Across the entries below, how many lines have the word "name" in them? Respond with only the number.

****************************************

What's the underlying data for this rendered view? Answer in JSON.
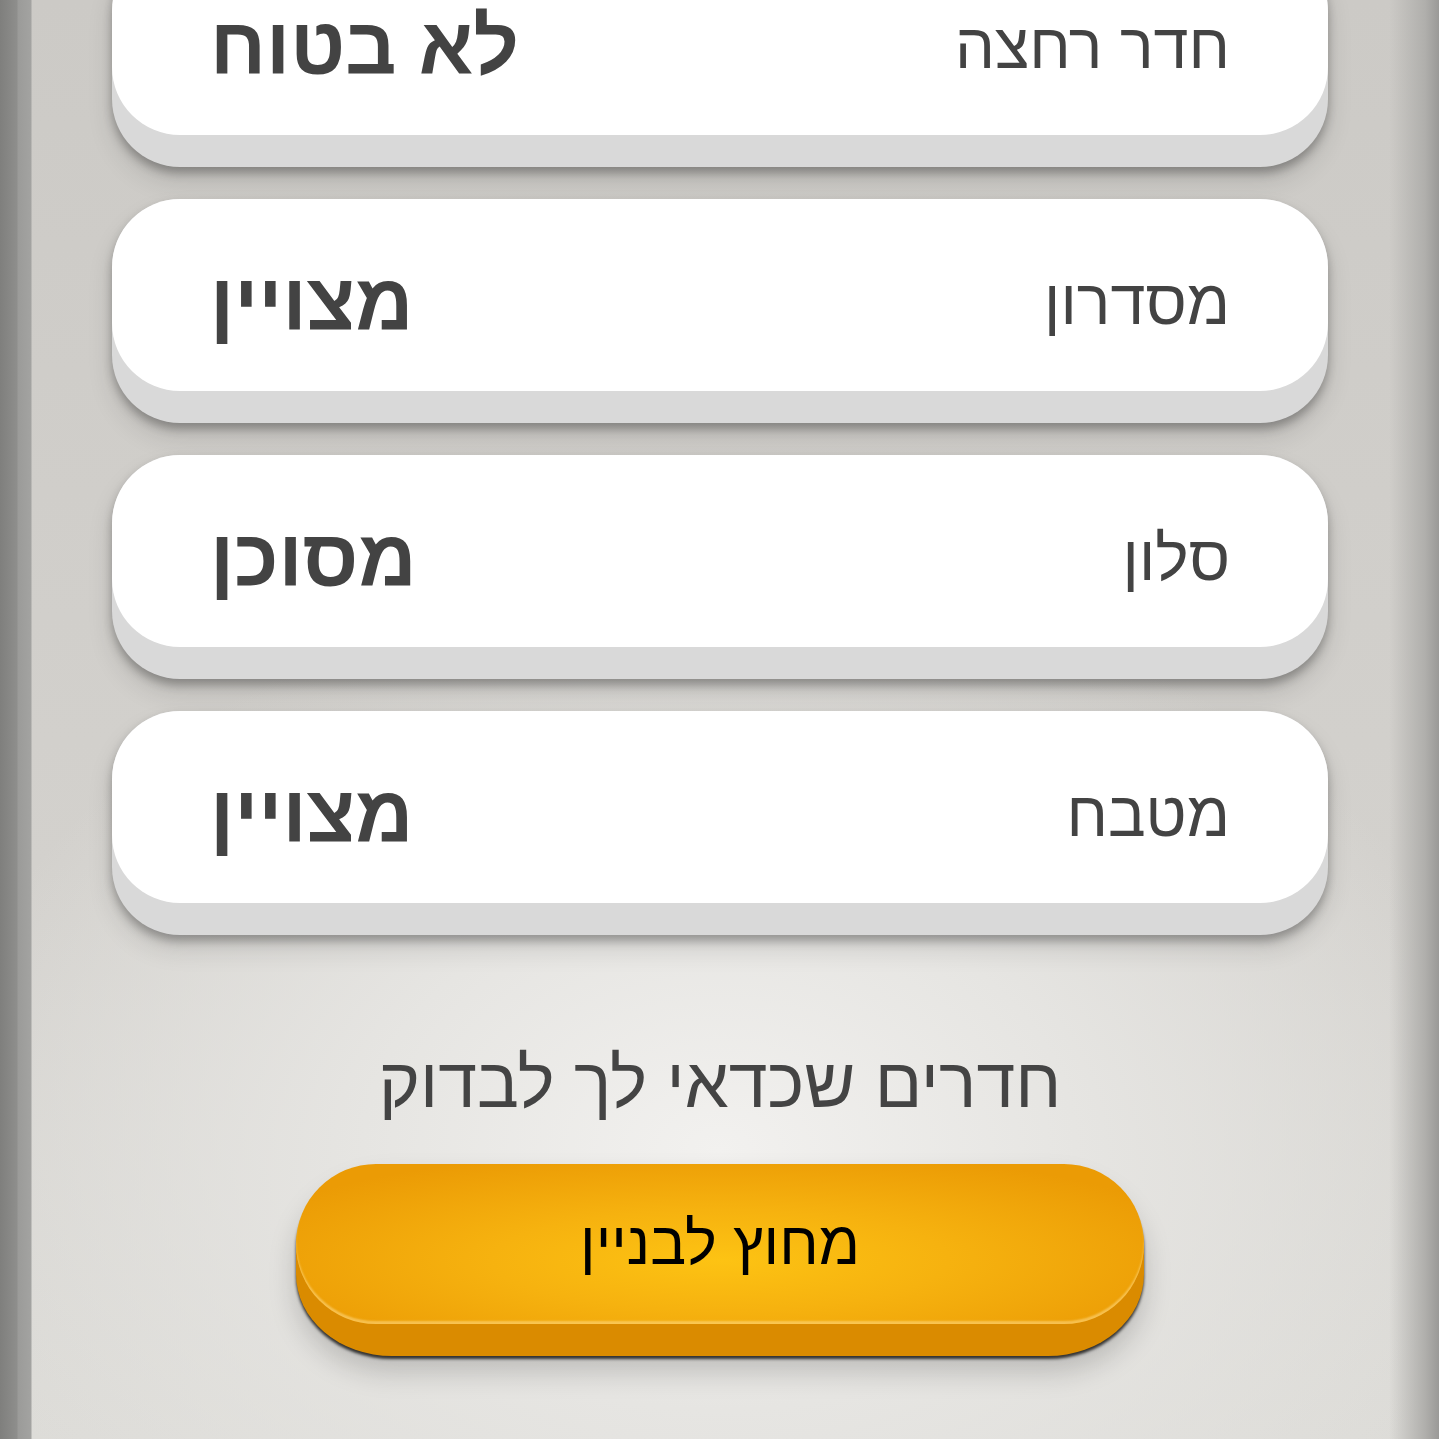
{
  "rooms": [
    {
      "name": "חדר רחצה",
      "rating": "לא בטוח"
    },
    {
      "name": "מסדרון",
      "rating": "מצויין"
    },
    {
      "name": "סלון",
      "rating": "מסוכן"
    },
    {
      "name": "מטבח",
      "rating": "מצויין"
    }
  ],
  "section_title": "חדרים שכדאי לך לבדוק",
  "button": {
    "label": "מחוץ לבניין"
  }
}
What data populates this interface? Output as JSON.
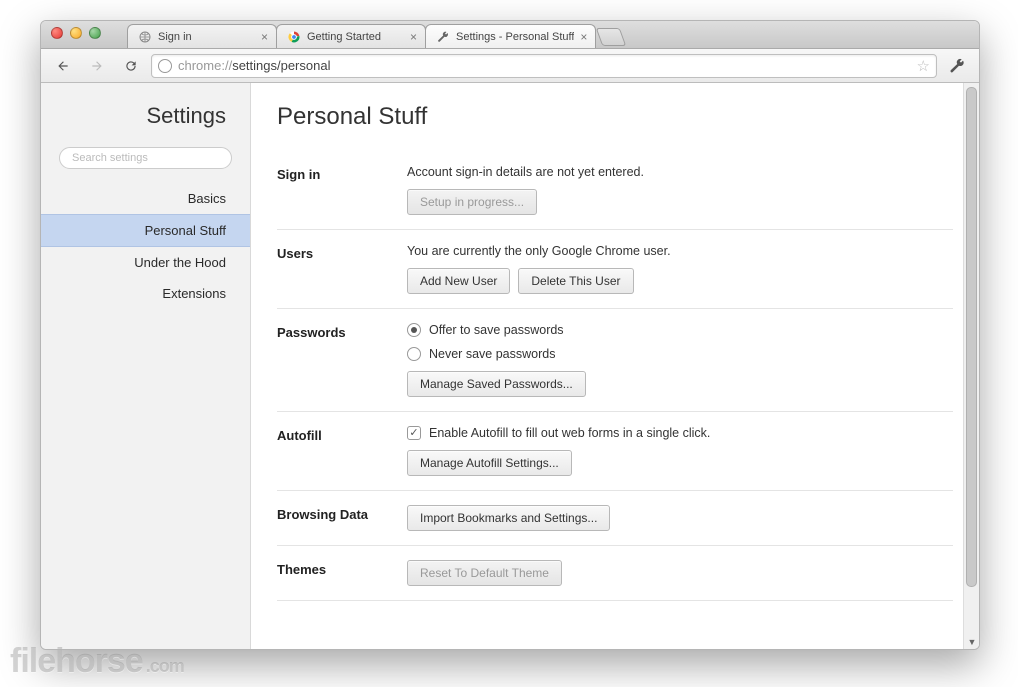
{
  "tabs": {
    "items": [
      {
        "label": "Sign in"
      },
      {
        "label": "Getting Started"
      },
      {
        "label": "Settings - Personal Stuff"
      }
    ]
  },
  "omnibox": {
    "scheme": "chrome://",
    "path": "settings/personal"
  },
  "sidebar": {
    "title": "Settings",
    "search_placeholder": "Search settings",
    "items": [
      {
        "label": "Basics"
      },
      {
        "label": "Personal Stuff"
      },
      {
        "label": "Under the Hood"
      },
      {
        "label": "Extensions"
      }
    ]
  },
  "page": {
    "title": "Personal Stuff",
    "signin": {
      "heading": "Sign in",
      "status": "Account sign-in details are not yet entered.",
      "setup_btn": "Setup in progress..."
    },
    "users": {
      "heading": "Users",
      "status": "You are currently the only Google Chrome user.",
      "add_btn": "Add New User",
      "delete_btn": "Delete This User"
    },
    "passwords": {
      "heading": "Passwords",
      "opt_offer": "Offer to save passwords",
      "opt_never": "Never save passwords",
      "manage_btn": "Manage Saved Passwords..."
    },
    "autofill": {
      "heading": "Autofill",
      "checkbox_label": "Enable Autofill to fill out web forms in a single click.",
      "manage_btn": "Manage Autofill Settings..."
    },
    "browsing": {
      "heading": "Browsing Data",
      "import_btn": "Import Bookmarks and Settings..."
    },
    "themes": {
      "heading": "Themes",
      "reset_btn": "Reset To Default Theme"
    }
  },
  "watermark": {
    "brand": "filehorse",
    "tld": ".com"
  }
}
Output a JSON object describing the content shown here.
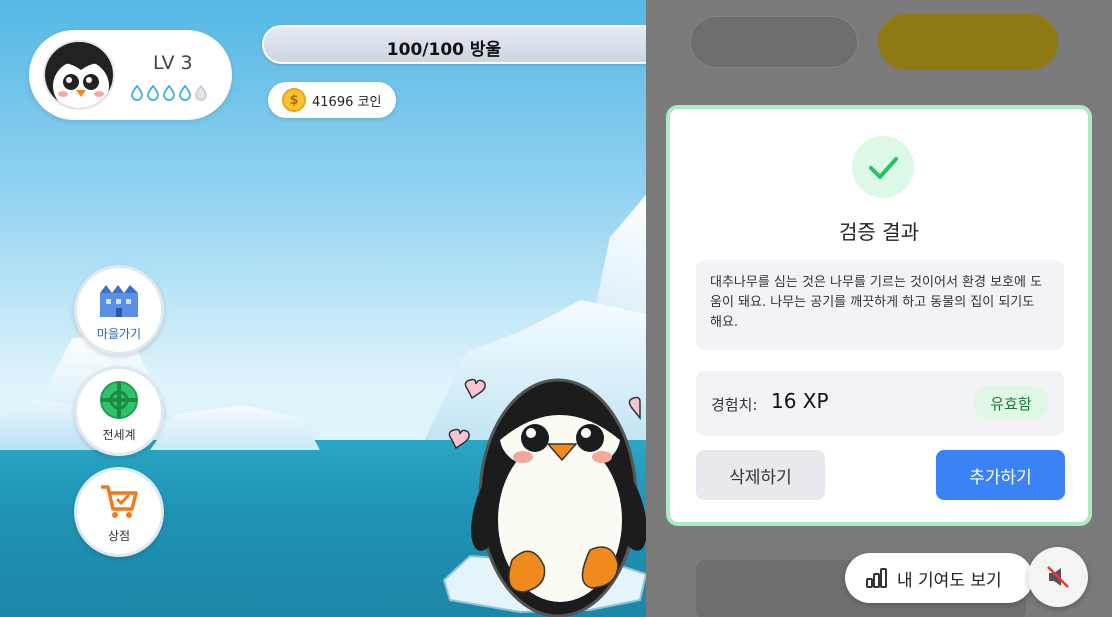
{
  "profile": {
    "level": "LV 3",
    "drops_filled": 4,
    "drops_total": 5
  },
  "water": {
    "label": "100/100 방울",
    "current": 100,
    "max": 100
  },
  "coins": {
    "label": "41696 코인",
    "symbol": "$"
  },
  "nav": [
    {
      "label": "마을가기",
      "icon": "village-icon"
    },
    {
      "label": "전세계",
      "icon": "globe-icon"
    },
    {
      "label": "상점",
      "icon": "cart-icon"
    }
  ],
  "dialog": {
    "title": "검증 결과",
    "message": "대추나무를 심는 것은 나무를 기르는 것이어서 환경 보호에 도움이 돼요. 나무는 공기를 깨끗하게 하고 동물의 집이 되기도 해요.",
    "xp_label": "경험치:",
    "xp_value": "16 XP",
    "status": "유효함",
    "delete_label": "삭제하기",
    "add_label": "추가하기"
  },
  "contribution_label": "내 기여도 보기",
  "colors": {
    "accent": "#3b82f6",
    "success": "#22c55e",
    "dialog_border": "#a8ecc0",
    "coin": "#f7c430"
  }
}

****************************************

ANSWER TO THIS TASK — 4